- **Supplied data**:

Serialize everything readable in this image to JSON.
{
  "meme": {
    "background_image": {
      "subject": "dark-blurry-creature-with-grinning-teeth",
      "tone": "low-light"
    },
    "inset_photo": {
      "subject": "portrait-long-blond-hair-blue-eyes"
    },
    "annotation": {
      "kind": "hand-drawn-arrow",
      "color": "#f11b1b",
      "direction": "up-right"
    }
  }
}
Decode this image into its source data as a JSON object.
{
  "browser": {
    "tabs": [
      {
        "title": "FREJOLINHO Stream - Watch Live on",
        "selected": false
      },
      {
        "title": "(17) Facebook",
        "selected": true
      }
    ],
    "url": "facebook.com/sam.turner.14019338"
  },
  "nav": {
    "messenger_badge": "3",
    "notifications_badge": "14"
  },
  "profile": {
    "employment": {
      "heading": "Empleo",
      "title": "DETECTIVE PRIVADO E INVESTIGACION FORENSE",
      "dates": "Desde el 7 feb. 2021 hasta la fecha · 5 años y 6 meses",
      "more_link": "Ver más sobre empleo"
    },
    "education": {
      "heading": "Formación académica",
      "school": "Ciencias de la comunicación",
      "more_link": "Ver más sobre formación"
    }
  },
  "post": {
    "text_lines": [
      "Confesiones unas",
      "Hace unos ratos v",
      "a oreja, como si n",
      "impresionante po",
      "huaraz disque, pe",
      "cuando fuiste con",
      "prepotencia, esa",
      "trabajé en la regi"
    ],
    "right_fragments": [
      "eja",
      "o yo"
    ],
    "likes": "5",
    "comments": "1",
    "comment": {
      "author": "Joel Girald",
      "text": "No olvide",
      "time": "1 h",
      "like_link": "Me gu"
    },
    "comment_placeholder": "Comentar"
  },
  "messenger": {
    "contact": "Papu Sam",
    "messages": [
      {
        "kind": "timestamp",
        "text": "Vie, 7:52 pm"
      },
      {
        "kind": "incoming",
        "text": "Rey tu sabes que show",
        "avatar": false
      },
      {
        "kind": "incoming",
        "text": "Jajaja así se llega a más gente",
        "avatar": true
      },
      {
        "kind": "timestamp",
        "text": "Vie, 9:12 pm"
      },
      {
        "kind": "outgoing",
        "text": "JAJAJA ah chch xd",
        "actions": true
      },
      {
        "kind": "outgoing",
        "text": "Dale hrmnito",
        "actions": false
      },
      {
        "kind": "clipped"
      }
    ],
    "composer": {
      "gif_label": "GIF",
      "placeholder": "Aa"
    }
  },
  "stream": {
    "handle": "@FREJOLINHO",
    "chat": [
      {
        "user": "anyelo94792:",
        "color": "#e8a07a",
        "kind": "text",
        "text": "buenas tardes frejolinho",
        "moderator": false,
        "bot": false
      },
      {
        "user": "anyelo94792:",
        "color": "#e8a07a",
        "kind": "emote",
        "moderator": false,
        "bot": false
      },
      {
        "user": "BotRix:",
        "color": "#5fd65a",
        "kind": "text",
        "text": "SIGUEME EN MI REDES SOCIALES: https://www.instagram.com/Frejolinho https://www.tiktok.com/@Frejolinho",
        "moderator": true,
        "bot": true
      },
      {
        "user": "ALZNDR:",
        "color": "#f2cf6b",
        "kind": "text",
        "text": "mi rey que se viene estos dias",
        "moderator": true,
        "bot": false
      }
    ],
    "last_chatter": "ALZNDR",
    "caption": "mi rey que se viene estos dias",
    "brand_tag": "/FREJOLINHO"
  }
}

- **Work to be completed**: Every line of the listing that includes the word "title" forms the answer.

- **Response area**:
        "title": "FREJOLINHO Stream - Watch Live on",
        "title": "(17) Facebook",
      "title": "DETECTIVE PRIVADO E INVESTIGACION FORENSE",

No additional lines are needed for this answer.